[Records from a dataset]
++++++++++

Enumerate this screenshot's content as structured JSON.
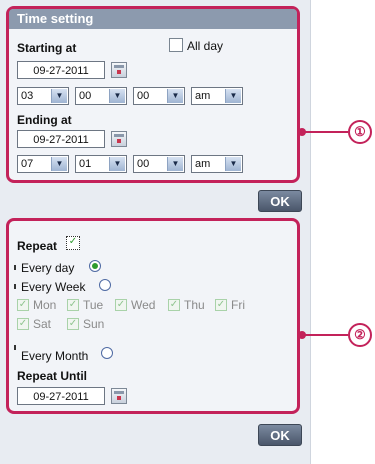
{
  "time_setting": {
    "title": "Time setting",
    "all_day_label": "All day",
    "starting_label": "Starting at",
    "start_date": "09-27-2011",
    "start_hour": "03",
    "start_minute": "00",
    "start_second": "00",
    "start_ampm": "am",
    "ending_label": "Ending at",
    "end_date": "09-27-2011",
    "end_hour": "07",
    "end_minute": "01",
    "end_second": "00",
    "end_ampm": "am",
    "ok_label": "OK"
  },
  "repeat": {
    "repeat_label": "Repeat",
    "every_day_label": "Every day",
    "every_week_label": "Every Week",
    "days": [
      "Mon",
      "Tue",
      "Wed",
      "Thu",
      "Fri",
      "Sat",
      "Sun"
    ],
    "every_month_label": "Every Month",
    "repeat_until_label": "Repeat Until",
    "until_date": "09-27-2011",
    "ok_label": "OK"
  },
  "callouts": {
    "one": "①",
    "two": "②"
  }
}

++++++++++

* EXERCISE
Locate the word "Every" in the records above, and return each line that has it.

* TASK SOLUTION
    "every_day_label": "Every day",
    "every_week_label": "Every Week",
    "every_month_label": "Every Month",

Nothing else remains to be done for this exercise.